EXERCISE DATA —
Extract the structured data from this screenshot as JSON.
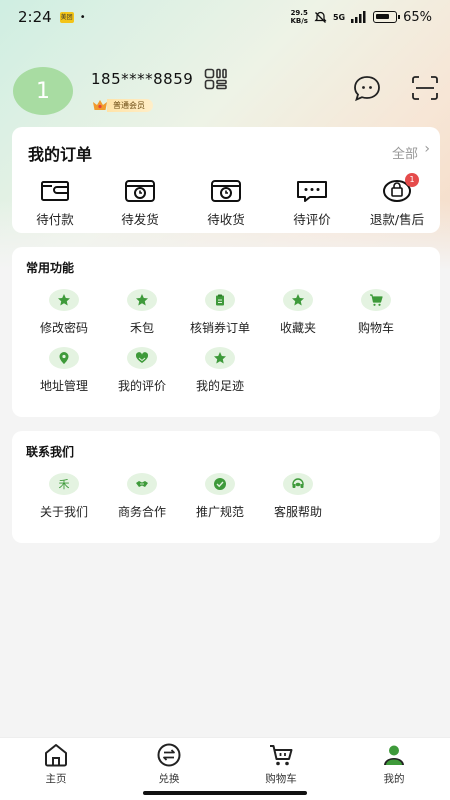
{
  "status_bar": {
    "time": "2:24",
    "app_badge": "美团",
    "dot": "•",
    "net_speed_value": "29.5",
    "net_speed_unit": "KB/s",
    "network": "5G",
    "battery": "65%"
  },
  "profile": {
    "avatar_text": "1",
    "phone": "185****8859",
    "member_label": "普通会员"
  },
  "orders": {
    "title": "我的订单",
    "all_label": "全部",
    "items": [
      {
        "label": "待付款",
        "icon": "wallet-icon"
      },
      {
        "label": "待发货",
        "icon": "box-clock-icon"
      },
      {
        "label": "待收货",
        "icon": "box-clock-icon"
      },
      {
        "label": "待评价",
        "icon": "comment-icon"
      },
      {
        "label": "退款/售后",
        "icon": "refund-bag-icon",
        "badge": "1"
      }
    ]
  },
  "functions": {
    "title": "常用功能",
    "items": [
      {
        "label": "修改密码",
        "icon": "star-icon"
      },
      {
        "label": "禾包",
        "icon": "star-icon"
      },
      {
        "label": "核销券订单",
        "icon": "clipboard-icon"
      },
      {
        "label": "收藏夹",
        "icon": "star-icon"
      },
      {
        "label": "购物车",
        "icon": "cart-icon"
      },
      {
        "label": "地址管理",
        "icon": "location-icon"
      },
      {
        "label": "我的评价",
        "icon": "heart-icon"
      },
      {
        "label": "我的足迹",
        "icon": "star-icon"
      }
    ]
  },
  "contact": {
    "title": "联系我们",
    "items": [
      {
        "label": "关于我们",
        "icon": "logo-glyph-icon",
        "glyph": "禾"
      },
      {
        "label": "商务合作",
        "icon": "handshake-icon"
      },
      {
        "label": "推广规范",
        "icon": "check-icon"
      },
      {
        "label": "客服帮助",
        "icon": "headset-icon"
      }
    ]
  },
  "bottom_nav": {
    "items": [
      {
        "label": "主页",
        "icon": "home-icon"
      },
      {
        "label": "兑换",
        "icon": "exchange-icon"
      },
      {
        "label": "购物车",
        "icon": "cart-icon"
      },
      {
        "label": "我的",
        "icon": "user-icon",
        "active": true
      }
    ]
  },
  "colors": {
    "accent_green": "#3e9a3a",
    "icon_bg": "#e4f3e1",
    "avatar_bg": "#a8dca2",
    "badge_red": "#e54b4b"
  }
}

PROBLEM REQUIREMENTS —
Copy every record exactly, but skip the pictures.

ANSWER SPACE —
Extract the structured data from this screenshot as JSON.
{
  "status_bar": {
    "time": "2:24",
    "app_badge": "美团",
    "dot": "•",
    "net_speed_value": "29.5",
    "net_speed_unit": "KB/s",
    "network": "5G",
    "battery": "65%"
  },
  "profile": {
    "avatar_text": "1",
    "phone": "185****8859",
    "member_label": "普通会员"
  },
  "orders": {
    "title": "我的订单",
    "all_label": "全部",
    "items": [
      {
        "label": "待付款",
        "icon": "wallet-icon"
      },
      {
        "label": "待发货",
        "icon": "box-clock-icon"
      },
      {
        "label": "待收货",
        "icon": "box-clock-icon"
      },
      {
        "label": "待评价",
        "icon": "comment-icon"
      },
      {
        "label": "退款/售后",
        "icon": "refund-bag-icon",
        "badge": "1"
      }
    ]
  },
  "functions": {
    "title": "常用功能",
    "items": [
      {
        "label": "修改密码",
        "icon": "star-icon"
      },
      {
        "label": "禾包",
        "icon": "star-icon"
      },
      {
        "label": "核销券订单",
        "icon": "clipboard-icon"
      },
      {
        "label": "收藏夹",
        "icon": "star-icon"
      },
      {
        "label": "购物车",
        "icon": "cart-icon"
      },
      {
        "label": "地址管理",
        "icon": "location-icon"
      },
      {
        "label": "我的评价",
        "icon": "heart-icon"
      },
      {
        "label": "我的足迹",
        "icon": "star-icon"
      }
    ]
  },
  "contact": {
    "title": "联系我们",
    "items": [
      {
        "label": "关于我们",
        "icon": "logo-glyph-icon",
        "glyph": "禾"
      },
      {
        "label": "商务合作",
        "icon": "handshake-icon"
      },
      {
        "label": "推广规范",
        "icon": "check-icon"
      },
      {
        "label": "客服帮助",
        "icon": "headset-icon"
      }
    ]
  },
  "bottom_nav": {
    "items": [
      {
        "label": "主页",
        "icon": "home-icon"
      },
      {
        "label": "兑换",
        "icon": "exchange-icon"
      },
      {
        "label": "购物车",
        "icon": "cart-icon"
      },
      {
        "label": "我的",
        "icon": "user-icon",
        "active": true
      }
    ]
  },
  "colors": {
    "accent_green": "#3e9a3a",
    "icon_bg": "#e4f3e1",
    "avatar_bg": "#a8dca2",
    "badge_red": "#e54b4b"
  }
}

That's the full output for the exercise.